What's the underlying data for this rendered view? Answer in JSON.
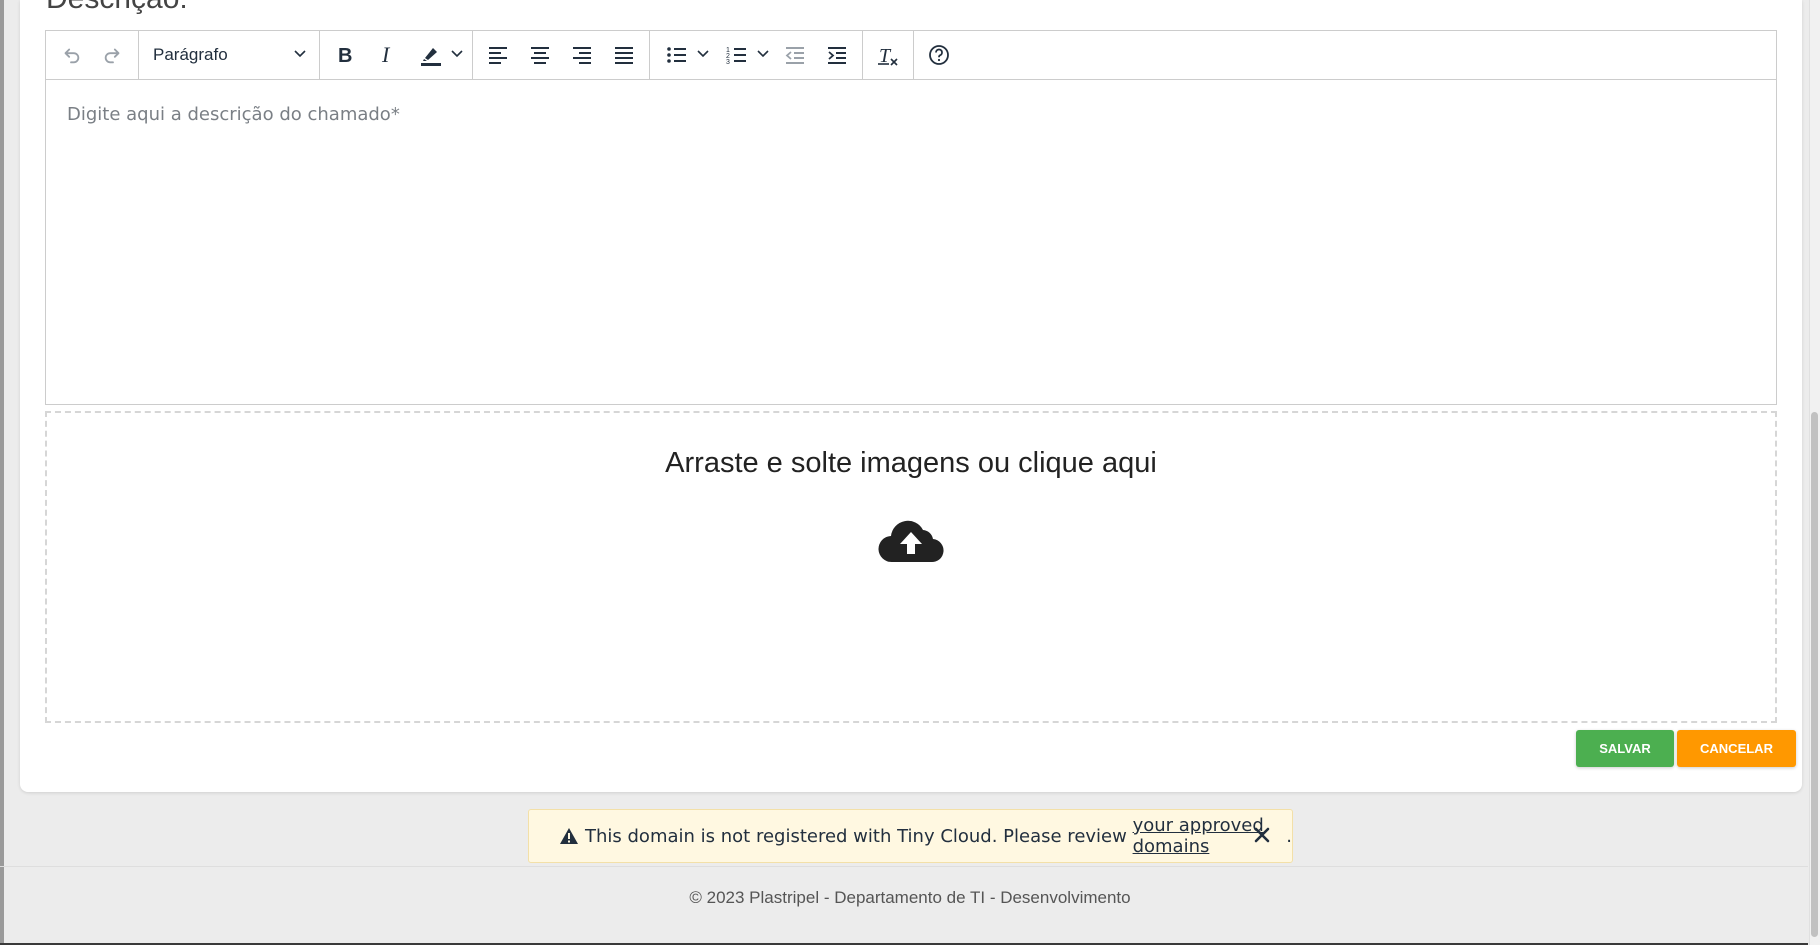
{
  "form": {
    "section_label": "Descrição:"
  },
  "editor": {
    "toolbar": {
      "undo_icon": "undo-icon",
      "redo_icon": "redo-icon",
      "format_select_value": "Parágrafo",
      "bold_icon": "bold-icon",
      "italic_icon": "italic-icon",
      "highlight_icon": "highlight-color-icon",
      "align_left_icon": "align-left-icon",
      "align_center_icon": "align-center-icon",
      "align_right_icon": "align-right-icon",
      "align_justify_icon": "align-justify-icon",
      "bullet_list_icon": "bullet-list-icon",
      "numbered_list_icon": "numbered-list-icon",
      "outdent_icon": "outdent-icon",
      "indent_icon": "indent-icon",
      "clear_format_icon": "clear-formatting-icon",
      "help_icon": "help-icon"
    },
    "placeholder": "Digite aqui a descrição do chamado*"
  },
  "dropzone": {
    "text": "Arraste e solte imagens ou clique aqui",
    "icon": "cloud-upload-icon"
  },
  "actions": {
    "save_label": "SALVAR",
    "cancel_label": "CANCELAR",
    "save_color": "#4caf50",
    "cancel_color": "#ff9800"
  },
  "notice": {
    "text_before": "This domain is not registered with Tiny Cloud. Please review ",
    "link_text": "your approved domains",
    "text_after": ".",
    "warning_icon": "warning-icon",
    "close_icon": "close-icon"
  },
  "footer": {
    "text": "© 2023 Plastripel - Departamento de TI - Desenvolvimento"
  }
}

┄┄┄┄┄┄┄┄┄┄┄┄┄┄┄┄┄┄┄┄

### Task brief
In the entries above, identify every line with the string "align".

### Exercise result
      "align_left_icon": "align-left-icon",
      "align_center_icon": "align-center-icon",
      "align_right_icon": "align-right-icon",
      "align_justify_icon": "align-justify-icon",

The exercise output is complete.